However, becoming a shoe designer was never on the cards. "I did not wake up one morning and decide I wanted to design shoes, though I knew it had to be something in design," says the former media professional. After graduating from Lady Shri Ram College, Delhi, in 2002, she joined NDTV as a news producer. Three years later, she made her way to the UK to pursue a year-long master's programme in brand strategy from the University of London, and then worked in the city for a couple of years. Finally, in 2008, the idea of becoming India's Jimmy Choo took hold.
"People told me to take up clothes instead, but I didn't find anyone who could help me with shoe design," she says. To train herself in this new field, she joined the London College of Fashion in 2008 and returned to India the following year. However, she did not rush headlong into playing entrepreneur. Her first project was in collaboration with designer Ritu Kumar, designing shoes for the Wills India Fashion Week in 2009. Subsequently, she joined hands with designers like Arjun Saluja and Alpana & Neeraj for catwalk shows. It was only after learning the ropes and going through the nerve-wracking experience of meeting strict deadlines that she was ready to be her own boss.

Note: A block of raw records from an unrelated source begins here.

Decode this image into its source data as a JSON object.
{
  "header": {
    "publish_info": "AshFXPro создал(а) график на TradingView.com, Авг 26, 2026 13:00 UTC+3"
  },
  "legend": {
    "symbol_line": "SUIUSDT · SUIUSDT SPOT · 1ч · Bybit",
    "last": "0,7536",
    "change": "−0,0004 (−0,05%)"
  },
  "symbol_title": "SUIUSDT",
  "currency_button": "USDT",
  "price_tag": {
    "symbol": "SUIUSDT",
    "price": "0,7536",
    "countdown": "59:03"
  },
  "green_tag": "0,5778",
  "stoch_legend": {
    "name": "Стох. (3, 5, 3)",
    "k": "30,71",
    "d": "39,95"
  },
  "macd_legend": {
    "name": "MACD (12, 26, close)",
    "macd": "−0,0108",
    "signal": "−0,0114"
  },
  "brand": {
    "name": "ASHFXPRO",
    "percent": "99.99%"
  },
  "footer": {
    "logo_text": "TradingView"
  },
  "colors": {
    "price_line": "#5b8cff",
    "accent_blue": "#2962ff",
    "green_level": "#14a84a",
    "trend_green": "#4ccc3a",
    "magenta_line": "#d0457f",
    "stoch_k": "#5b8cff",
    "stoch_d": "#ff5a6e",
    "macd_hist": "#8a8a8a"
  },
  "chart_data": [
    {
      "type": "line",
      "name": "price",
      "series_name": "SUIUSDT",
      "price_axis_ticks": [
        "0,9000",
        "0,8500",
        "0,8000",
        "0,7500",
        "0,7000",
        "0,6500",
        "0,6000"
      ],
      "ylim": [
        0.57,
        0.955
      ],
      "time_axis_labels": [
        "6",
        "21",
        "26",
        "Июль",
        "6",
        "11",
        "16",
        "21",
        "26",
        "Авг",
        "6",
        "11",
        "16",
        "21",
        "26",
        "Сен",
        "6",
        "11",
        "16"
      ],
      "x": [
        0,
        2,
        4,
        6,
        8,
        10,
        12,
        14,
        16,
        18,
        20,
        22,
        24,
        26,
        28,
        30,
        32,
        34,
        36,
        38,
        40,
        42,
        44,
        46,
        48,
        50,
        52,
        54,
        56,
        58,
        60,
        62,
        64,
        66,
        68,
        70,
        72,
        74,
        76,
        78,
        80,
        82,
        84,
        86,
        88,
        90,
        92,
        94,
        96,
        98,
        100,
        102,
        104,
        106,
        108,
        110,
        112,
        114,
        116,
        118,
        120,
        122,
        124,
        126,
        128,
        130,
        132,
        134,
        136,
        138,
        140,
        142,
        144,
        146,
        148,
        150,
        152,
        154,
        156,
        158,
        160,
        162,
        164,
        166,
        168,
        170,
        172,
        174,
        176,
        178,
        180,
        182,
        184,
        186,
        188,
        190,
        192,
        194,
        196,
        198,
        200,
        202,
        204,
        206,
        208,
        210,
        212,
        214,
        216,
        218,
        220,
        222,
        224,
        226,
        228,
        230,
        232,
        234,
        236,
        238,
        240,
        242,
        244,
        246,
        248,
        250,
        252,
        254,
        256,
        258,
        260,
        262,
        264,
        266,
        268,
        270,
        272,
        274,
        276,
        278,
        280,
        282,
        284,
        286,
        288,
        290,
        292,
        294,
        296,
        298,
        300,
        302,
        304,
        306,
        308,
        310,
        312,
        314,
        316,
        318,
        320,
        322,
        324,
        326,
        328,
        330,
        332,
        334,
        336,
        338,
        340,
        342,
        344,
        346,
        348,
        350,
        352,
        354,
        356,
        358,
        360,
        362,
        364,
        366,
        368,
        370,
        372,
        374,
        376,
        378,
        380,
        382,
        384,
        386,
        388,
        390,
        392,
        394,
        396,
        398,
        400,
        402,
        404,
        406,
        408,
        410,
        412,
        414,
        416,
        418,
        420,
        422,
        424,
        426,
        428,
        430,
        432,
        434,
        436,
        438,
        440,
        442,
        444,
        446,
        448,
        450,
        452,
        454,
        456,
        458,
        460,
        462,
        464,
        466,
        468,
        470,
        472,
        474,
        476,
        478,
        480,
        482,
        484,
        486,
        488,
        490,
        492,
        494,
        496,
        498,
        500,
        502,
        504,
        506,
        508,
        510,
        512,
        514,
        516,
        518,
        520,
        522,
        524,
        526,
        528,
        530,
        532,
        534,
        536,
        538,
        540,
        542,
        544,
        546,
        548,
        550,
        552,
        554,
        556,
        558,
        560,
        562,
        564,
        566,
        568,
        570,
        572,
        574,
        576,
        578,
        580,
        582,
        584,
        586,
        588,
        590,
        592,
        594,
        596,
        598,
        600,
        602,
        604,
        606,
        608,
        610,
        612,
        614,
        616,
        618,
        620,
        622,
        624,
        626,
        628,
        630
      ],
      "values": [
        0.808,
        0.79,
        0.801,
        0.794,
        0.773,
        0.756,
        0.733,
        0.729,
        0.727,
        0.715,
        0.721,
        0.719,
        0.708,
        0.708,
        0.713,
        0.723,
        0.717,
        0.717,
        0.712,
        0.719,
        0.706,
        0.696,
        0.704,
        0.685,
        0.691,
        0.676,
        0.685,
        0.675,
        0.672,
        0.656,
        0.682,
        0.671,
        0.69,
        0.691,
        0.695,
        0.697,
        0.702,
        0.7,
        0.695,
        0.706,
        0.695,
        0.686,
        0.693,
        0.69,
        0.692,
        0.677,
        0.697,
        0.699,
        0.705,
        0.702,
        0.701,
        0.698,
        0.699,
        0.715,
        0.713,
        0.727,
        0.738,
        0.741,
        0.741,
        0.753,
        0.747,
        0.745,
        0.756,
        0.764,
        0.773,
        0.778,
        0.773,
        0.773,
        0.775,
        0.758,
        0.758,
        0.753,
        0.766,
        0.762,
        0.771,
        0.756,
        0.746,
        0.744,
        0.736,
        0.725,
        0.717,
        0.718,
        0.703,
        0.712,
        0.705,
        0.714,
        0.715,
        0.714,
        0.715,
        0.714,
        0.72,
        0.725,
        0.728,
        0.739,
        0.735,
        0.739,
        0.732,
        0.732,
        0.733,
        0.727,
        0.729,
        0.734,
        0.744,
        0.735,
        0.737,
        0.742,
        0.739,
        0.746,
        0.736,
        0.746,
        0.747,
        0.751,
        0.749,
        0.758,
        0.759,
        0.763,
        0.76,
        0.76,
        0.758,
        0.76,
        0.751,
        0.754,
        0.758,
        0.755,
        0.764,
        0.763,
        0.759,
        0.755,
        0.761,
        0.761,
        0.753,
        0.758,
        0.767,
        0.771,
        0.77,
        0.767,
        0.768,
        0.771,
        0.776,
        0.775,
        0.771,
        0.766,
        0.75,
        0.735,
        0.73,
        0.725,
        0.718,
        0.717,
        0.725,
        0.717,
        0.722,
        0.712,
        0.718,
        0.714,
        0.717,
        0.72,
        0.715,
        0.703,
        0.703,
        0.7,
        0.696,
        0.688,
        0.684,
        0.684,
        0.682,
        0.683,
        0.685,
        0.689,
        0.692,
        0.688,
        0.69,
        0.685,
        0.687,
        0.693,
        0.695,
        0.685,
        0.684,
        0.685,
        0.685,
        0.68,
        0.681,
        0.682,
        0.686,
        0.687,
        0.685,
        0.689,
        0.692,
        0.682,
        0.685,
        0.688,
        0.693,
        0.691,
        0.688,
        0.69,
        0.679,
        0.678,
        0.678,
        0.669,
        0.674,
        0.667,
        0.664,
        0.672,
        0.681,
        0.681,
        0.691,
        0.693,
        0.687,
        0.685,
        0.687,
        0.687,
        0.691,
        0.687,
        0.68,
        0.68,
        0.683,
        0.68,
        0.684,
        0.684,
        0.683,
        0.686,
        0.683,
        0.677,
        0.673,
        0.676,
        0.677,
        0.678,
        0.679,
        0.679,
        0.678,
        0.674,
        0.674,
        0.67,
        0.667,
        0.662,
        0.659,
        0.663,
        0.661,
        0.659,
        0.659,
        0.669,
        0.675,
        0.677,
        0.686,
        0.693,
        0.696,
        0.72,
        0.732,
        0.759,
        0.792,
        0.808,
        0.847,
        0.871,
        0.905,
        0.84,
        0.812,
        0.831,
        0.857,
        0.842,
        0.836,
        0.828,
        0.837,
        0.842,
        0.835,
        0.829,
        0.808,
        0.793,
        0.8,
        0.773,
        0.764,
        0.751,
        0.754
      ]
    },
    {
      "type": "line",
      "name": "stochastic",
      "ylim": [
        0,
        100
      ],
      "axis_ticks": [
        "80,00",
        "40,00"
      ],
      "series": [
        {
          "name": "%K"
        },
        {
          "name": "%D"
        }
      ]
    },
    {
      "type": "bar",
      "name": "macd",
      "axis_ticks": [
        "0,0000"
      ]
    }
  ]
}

In January 2010, Sood ploughed in Rs 2 lakh from her savings to start work on her first shoe collection under her own label. To begin with, she travelled to the leather hubs-Chennai, Kanpur and Agra-and found three craftsmen to work with. She did not invest in setting up a workshop or a factory, spending the money on making samples, brand logo and packaging. By December 2010, she was ready with her first collection, Parisienen Chic, and bagged her first big break with Ensemble in south Mumbai. "I sent them photographs of the shoes and when I went to meet them with my samples, their merchandising director and staff tried on my shoes, and were hooked," she recalls.
Today, Taramay is stocked in upmarket boutiques across Delhi, Mumbai, Bangalore and Hyderabad. Sood also sells through Pernia's Pop-up Shop, an e-commerce portal known for its luxury inventory. The prices start at Rs 4,500 for sandals and thong slippers and go up to Rs 7,500 for ballerinas. On an average, she makes a profit of 30% on each pair, but there are more than enough takers. Her turnover in the first year was Rs 6 lakh.
Inspired by the success of her debut collection, Sood came out with a second collection in April 2011 by investing Rs 5 lakh, which came from the profits and her savings. Though she recovered the entire investment, she is yet to start drawing a salary. In April this year, she launched yet another collection with an investment of Rs 10 lakh. A part of this went into setting up the official website, which went live earlier this month. Now, she also has her own design studio at Nizamuddin, Delhi, manned by a staff of four, one accountant and three marketing people.